To say the morning was rough is an understatement. It was one of “those” mornings. You know, the morning where nobody wants to get up, everyone is missing a sock, shoe or backpack, and no matter how fast you go you find yourself at least 5 minutes behind schedule. As the morning progressed, I found myself more and more flustered and before I knew it I had grouched at both of my kids leaving all of us in tears. “Definitely not winning Mom of the Year,” I thought.
Does this sound familiar? I see it every day; parents continually beating themselves up because they didn’t do this or they should have done that. I’ve been there many times. Truthfully, more than I would like to admit. Nobody tells you the hardest realization as a parent is the day you understand no matter how hard you try, no matter how much you want to be perfect, you are going to fail your child sometimes. The guilt that follows this realization can be paralyzing.
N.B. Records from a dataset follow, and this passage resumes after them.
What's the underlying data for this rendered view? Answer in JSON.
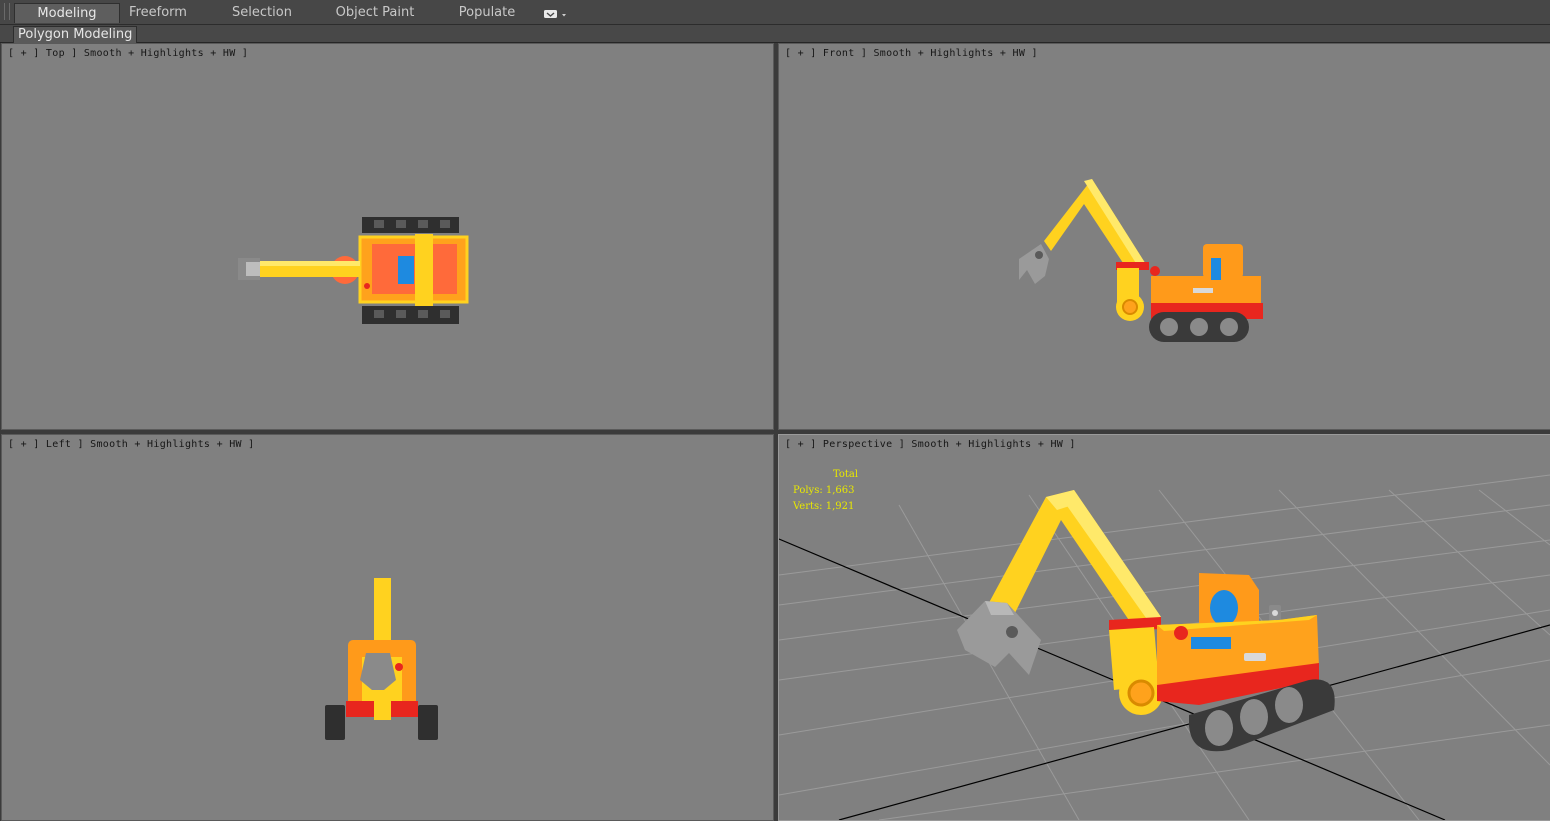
{
  "ribbon": {
    "tabs": [
      {
        "label": "Modeling",
        "active": true
      },
      {
        "label": "Freeform",
        "active": false
      },
      {
        "label": "Selection",
        "active": false
      },
      {
        "label": "Object Paint",
        "active": false
      },
      {
        "label": "Populate",
        "active": false
      }
    ],
    "sub_label": "Polygon Modeling"
  },
  "viewports": {
    "top": {
      "label": "[ + ] Top ] Smooth + Highlights + HW ]"
    },
    "front": {
      "label": "[ + ] Front ] Smooth + Highlights + HW ]"
    },
    "left": {
      "label": "[ + ] Left ] Smooth + Highlights + HW ]"
    },
    "perspective": {
      "label": "[ + ] Perspective ] Smooth + Highlights + HW ]",
      "stats": {
        "title": "Total",
        "polys_label": "Polys:",
        "polys_value": "1,663",
        "verts_label": "Verts:",
        "verts_value": "1,921"
      }
    }
  },
  "colors": {
    "viewport_bg": "#808080",
    "stats_text": "#e8e800",
    "body_yellow": "#ffd21f",
    "body_orange": "#ff9a1a",
    "track_red": "#e8261e",
    "seat_blue": "#1e8ae0",
    "claw_gray": "#9a9a9a"
  },
  "icons": {
    "ribbon_menu": "display-dropdown-icon"
  }
}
I remember living in an idyllic pre-child world in which my children always ate organic foods, never misbehaved in public and I had the patience of a saint. Boy, was I living in a fantasy!
What if we have it all wrong? What if our parenting failures are actually our greatest teaching moments? What if as we beat ourselves up about every mishap or mistake we make, we are actually robbing our children of some strong life lessons? As biased as we are about our children, we all know they are not perfect. And I, for one, do not want my children to ever feel they have to be perfect. Yet they see me hold myself to an impossible standard. They see me become overwhelmed and frustrated when I make a mistake or life feels like it is too much. They see me mess up… a lot. Something has to change.
I can work harder. I can take steps to improve. Unfortunately, I will never be the perfect mom. But, I CAN teach my children how to use failure as a catapult for success. I can use every slip-up as a learning opportunity and show them how to pick up the pieces and continue. I can teach my children to have grit and confidence. I can make every mistake count and mean something. My children will see me take accountability. They will see me apologize and make amends. They will see me handle my errors in judgment with the practices I hope they will use when they find themselves in similar situations.
Life is messy and the greatest lessons I have learned are the result of many failures. I can’t be the perfect mom but I can model how to persevere in the face of failure. Besides loving one another, this may be the greatest lesson of all. If I can teach them this, I think I can embrace being a very imperfect mom.